_TASK PROMPT_. Copy out each line of the data that holds the word "screenshot".

_GIVEN ENTRIES_.
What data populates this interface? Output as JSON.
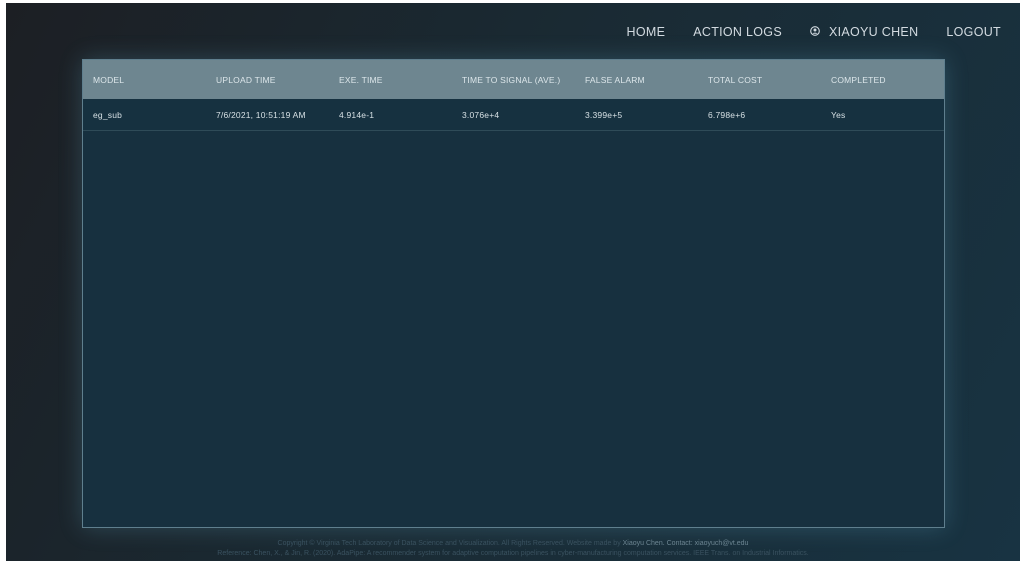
{
  "nav": {
    "home": "HOME",
    "action_logs": "ACTION LOGS",
    "user_name": "XIAOYU CHEN",
    "logout": "LOGOUT",
    "user_icon": "user-circle-icon"
  },
  "table": {
    "columns": [
      "MODEL",
      "UPLOAD TIME",
      "EXE. TIME",
      "TIME TO SIGNAL (AVE.)",
      "FALSE ALARM",
      "TOTAL COST",
      "COMPLETED"
    ],
    "rows": [
      [
        "eg_sub",
        "7/6/2021, 10:51:19 AM",
        "4.914e-1",
        "3.076e+4",
        "3.399e+5",
        "6.798e+6",
        "Yes"
      ]
    ]
  },
  "footer": {
    "line1_prefix": "Copyright © Virginia Tech Laboratory of Data Science and Visualization. All Rights Reserved. Website made by ",
    "line1_author": "Xiaoyu Chen",
    "line1_contact": ". Contact: xiaoyuch@vt.edu",
    "line2": "Reference: Chen, X., & Jin, R. (2020). AdaPipe: A recommender system for adaptive computation pipelines in cyber-manufacturing computation services. IEEE Trans. on Industrial Informatics."
  }
}
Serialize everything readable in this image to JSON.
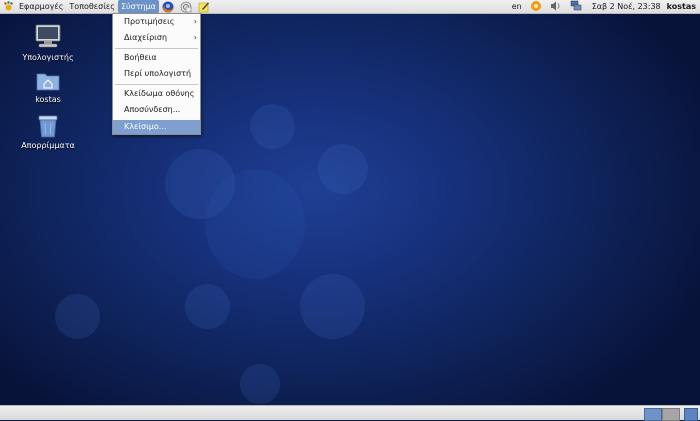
{
  "top_panel": {
    "menus": [
      {
        "label": "Εφαρμογές"
      },
      {
        "label": "Τοποθεσίες"
      },
      {
        "label": "Σύστημα"
      }
    ],
    "launchers": [
      "firefox-icon",
      "evolution-icon",
      "notes-icon"
    ],
    "tray": {
      "language": "en",
      "icons": [
        "updates-icon",
        "volume-icon",
        "network-icon"
      ],
      "clock": "Σαβ  2 Νοέ, 23:38",
      "user": "kostas"
    }
  },
  "desktop": {
    "icons": [
      {
        "label": "Υπολογιστής",
        "icon": "computer-icon"
      },
      {
        "label": "kostas",
        "icon": "home-folder-icon"
      },
      {
        "label": "Απορρίμματα",
        "icon": "trash-icon"
      }
    ]
  },
  "system_menu": {
    "items": [
      {
        "label": "Προτιμήσεις",
        "submenu": true
      },
      {
        "label": "Διαχείριση",
        "submenu": true
      },
      {
        "label": "Βοήθεια",
        "submenu": false
      },
      {
        "label": "Περί υπολογιστή",
        "submenu": false
      },
      {
        "label": "Κλείδωμα οθόνης",
        "submenu": false
      },
      {
        "label": "Αποσύνδεση...",
        "submenu": false
      },
      {
        "label": "Κλείσιμο...",
        "submenu": false,
        "highlighted": true
      }
    ],
    "submenu_arrow": "›"
  },
  "bottom_panel": {
    "workspaces": [
      "workspace-1",
      "workspace-2"
    ],
    "active_workspace": 1
  },
  "colors": {
    "menu_highlight": "#7f9fcf",
    "active_menu": "#6b93c8",
    "desktop_blue": "#16307a"
  }
}
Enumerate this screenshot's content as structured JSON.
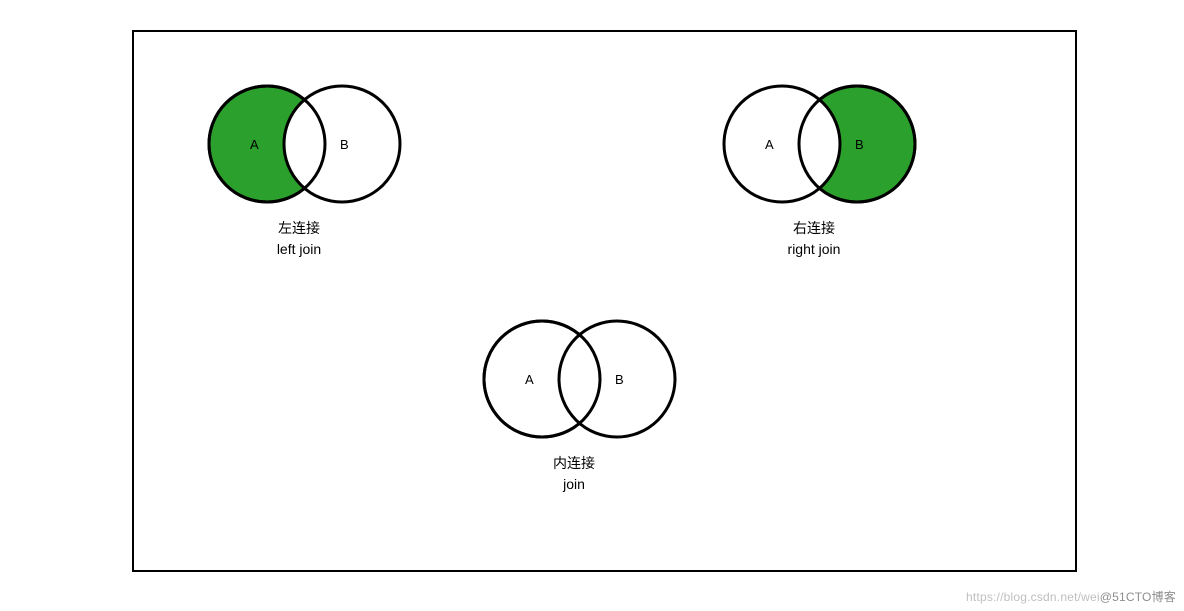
{
  "diagrams": {
    "left_join": {
      "labelA": "A",
      "labelB": "B",
      "title_zh": "左连接",
      "title_en": "left join"
    },
    "right_join": {
      "labelA": "A",
      "labelB": "B",
      "title_zh": "右连接",
      "title_en": "right join"
    },
    "inner_join": {
      "labelA": "A",
      "labelB": "B",
      "title_zh": "内连接",
      "title_en": "join"
    }
  },
  "colors": {
    "fill_green": "#2ca02c",
    "stroke": "#000000",
    "circle_fill_empty": "#ffffff"
  },
  "watermark": {
    "part1": "https://blog.csdn.net/wei",
    "part2": "@51CTO博客"
  }
}
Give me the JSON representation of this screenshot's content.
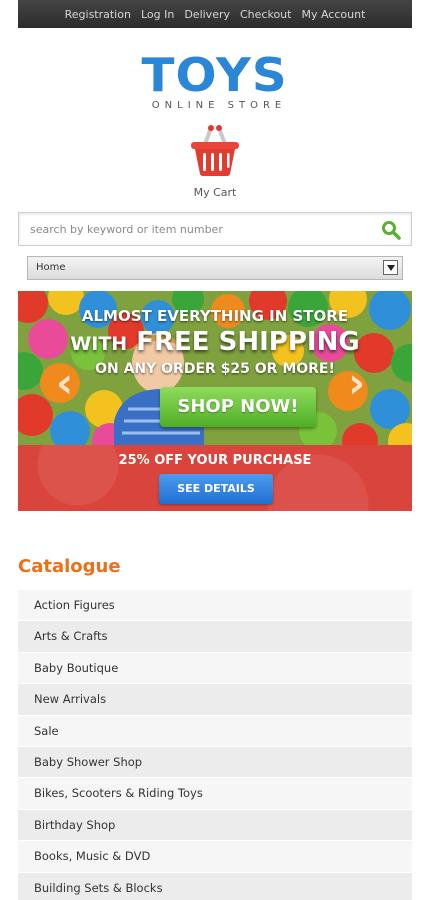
{
  "topnav": {
    "links": [
      "Registration",
      "Log In",
      "Delivery",
      "Checkout",
      "My Account"
    ]
  },
  "logo": {
    "main": "TOYS",
    "sub": "ONLINE STORE"
  },
  "cart": {
    "label": "My Cart",
    "icon": "basket-icon"
  },
  "search": {
    "placeholder": "search by keyword or item number",
    "value": "",
    "icon": "search-icon"
  },
  "nav_select": {
    "selected": "Home"
  },
  "banner": {
    "line1": "ALMOST EVERYTHING IN STORE",
    "line2_prefix": "WITH",
    "line2_main": "FREE SHIPPING",
    "line3": "ON ANY ORDER $25 OR MORE!",
    "shop_button": "SHOP NOW!",
    "offer_text": "25% OFF YOUR PURCHASE",
    "details_button": "SEE DETAILS"
  },
  "catalogue": {
    "title": "Catalogue",
    "items": [
      "Action Figures",
      "Arts & Crafts",
      "Baby Boutique",
      "New Arrivals",
      "Sale",
      "Baby Shower Shop",
      "Bikes, Scooters & Riding Toys",
      "Birthday Shop",
      "Books, Music & DVD",
      "Building Sets & Blocks"
    ]
  },
  "colors": {
    "logo_blue": "#2a86d6",
    "catalogue_orange": "#ec6f1a",
    "shop_green": "#5cbf2e",
    "promo_red": "#d9443d",
    "details_blue": "#2f83e0"
  }
}
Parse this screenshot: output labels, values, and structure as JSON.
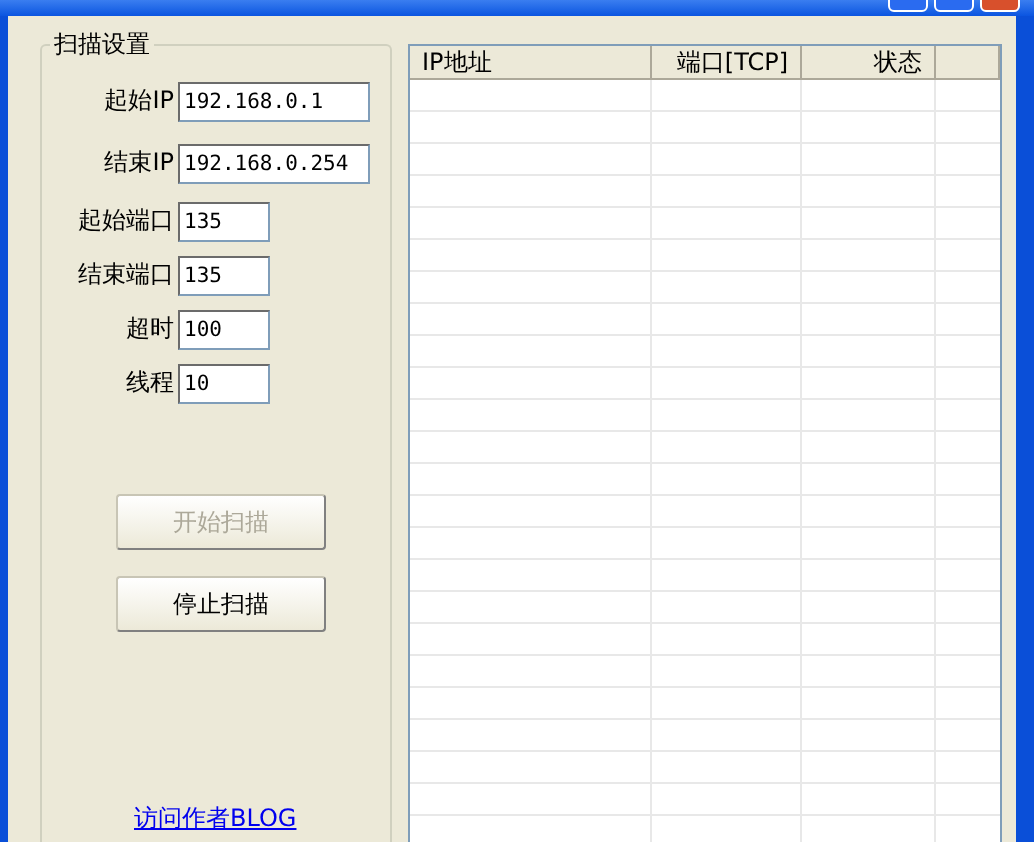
{
  "scan_settings": {
    "title": "扫描设置",
    "fields": [
      {
        "label": "起始IP",
        "value": "192.168.0.1",
        "wide": true
      },
      {
        "label": "结束IP",
        "value": "192.168.0.254",
        "wide": true
      },
      {
        "label": "起始端口",
        "value": "135",
        "wide": false
      },
      {
        "label": "结束端口",
        "value": "135",
        "wide": false
      },
      {
        "label": "超时",
        "value": "100",
        "wide": false
      },
      {
        "label": "线程",
        "value": "10",
        "wide": false
      }
    ],
    "buttons": [
      {
        "label": "开始扫描",
        "disabled": true
      },
      {
        "label": "停止扫描",
        "disabled": false
      }
    ],
    "link": "访问作者BLOG"
  },
  "table": {
    "columns": [
      "IP地址",
      "端口[TCP]",
      "状态"
    ]
  }
}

_SOLUTION TO THE EXERCISE_.
Enumerate this screenshot's content as structured JSON.
Give me the JSON representation of this screenshot's content.
Parse this screenshot: output labels, values, and structure as JSON.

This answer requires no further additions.